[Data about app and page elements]
· · · · · · ·

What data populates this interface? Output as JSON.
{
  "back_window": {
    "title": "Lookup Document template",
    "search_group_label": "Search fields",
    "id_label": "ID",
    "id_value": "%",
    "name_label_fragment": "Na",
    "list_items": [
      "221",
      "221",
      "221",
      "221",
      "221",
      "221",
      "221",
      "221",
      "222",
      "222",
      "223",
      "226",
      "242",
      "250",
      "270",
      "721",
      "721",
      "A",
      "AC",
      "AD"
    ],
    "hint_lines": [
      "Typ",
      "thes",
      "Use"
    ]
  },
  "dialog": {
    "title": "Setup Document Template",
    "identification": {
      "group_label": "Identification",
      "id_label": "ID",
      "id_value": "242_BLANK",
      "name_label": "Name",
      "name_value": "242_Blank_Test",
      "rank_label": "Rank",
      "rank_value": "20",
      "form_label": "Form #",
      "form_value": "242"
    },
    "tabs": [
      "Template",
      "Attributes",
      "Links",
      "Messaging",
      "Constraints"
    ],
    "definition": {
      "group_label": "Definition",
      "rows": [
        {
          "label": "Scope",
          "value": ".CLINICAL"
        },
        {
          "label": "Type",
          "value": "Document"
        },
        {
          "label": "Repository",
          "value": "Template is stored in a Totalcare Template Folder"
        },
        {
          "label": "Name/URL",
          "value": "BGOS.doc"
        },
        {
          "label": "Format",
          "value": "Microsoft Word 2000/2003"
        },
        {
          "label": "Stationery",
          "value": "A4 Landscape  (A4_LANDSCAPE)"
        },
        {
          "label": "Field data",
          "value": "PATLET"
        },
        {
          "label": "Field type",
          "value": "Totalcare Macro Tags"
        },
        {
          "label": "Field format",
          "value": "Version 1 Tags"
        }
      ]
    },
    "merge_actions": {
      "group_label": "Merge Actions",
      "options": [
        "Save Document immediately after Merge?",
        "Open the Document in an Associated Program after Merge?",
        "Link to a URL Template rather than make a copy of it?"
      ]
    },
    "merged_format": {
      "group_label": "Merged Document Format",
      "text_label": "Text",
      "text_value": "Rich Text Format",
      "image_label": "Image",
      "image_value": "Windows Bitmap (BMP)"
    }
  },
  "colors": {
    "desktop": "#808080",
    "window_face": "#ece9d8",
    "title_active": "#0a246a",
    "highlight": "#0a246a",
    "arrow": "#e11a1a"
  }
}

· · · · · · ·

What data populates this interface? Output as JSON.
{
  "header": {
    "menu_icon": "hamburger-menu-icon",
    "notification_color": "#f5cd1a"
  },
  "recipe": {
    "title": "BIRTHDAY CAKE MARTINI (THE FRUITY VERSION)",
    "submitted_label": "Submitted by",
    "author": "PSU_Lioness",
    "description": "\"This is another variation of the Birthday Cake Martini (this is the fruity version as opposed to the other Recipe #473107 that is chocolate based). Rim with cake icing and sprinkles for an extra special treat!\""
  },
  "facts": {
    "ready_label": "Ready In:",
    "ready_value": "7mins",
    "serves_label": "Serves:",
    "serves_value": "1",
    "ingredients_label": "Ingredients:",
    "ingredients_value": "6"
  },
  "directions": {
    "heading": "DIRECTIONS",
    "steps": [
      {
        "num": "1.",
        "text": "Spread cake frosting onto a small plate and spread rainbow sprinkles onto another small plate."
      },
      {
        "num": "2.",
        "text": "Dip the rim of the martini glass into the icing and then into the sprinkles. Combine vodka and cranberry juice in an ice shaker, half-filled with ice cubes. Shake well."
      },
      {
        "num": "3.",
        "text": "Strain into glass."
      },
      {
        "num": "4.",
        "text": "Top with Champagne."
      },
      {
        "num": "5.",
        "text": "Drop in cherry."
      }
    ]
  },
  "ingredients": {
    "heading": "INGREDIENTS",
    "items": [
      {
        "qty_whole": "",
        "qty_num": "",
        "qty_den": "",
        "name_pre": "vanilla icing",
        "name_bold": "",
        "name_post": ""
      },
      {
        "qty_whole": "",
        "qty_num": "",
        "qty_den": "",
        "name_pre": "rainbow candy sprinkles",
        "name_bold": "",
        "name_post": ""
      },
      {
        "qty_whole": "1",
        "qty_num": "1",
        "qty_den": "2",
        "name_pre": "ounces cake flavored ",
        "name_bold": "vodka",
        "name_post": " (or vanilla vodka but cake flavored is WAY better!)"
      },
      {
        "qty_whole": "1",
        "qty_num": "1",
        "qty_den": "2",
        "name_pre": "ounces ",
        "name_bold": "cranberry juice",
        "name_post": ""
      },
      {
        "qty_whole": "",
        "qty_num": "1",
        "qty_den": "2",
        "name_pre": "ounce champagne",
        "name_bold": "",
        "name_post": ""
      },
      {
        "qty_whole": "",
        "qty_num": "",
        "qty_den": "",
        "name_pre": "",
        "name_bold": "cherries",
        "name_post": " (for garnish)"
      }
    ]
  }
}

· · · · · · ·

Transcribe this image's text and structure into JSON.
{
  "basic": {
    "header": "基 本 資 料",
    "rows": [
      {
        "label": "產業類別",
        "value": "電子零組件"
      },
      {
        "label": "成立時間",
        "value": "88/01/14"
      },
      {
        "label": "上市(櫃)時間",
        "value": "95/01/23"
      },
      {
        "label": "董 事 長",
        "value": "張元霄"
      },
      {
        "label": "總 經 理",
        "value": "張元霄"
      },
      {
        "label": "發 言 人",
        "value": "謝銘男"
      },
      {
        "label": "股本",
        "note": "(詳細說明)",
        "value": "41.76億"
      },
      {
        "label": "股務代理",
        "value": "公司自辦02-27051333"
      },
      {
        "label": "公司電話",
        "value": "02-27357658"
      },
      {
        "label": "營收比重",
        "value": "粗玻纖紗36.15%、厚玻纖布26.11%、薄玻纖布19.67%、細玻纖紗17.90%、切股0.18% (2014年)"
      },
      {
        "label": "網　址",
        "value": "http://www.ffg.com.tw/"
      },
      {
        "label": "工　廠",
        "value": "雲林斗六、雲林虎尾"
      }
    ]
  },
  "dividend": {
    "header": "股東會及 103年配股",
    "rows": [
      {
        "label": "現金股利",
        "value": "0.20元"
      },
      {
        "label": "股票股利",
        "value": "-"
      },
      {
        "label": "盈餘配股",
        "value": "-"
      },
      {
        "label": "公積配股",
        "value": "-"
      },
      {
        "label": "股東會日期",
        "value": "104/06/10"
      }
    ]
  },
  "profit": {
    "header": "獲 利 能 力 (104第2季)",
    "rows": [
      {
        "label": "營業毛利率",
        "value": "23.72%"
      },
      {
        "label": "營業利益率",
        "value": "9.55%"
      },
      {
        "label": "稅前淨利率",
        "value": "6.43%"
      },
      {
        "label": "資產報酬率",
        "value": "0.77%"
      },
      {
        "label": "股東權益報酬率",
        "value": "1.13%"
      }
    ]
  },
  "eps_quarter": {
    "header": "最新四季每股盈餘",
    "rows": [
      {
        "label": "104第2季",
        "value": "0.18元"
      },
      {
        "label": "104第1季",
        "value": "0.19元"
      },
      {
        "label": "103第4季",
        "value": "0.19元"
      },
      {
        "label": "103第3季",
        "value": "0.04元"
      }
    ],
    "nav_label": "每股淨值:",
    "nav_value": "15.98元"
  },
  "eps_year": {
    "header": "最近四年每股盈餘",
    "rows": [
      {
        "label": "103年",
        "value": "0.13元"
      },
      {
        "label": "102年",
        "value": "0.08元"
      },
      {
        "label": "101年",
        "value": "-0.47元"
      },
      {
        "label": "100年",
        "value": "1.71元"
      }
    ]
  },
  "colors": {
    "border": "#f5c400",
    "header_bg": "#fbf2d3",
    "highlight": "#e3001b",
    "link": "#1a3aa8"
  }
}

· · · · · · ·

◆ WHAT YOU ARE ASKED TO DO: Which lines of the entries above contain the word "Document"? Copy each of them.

◆ SOLUTION TO THIS PROBLEM:
    "title": "Lookup Document template",
    "title": "Setup Document Template",
          "value": "Document"
        "Save Document immediately after Merge?",
        "Open the Document in an Associated Program after Merge?",
      "group_label": "Merged Document Format",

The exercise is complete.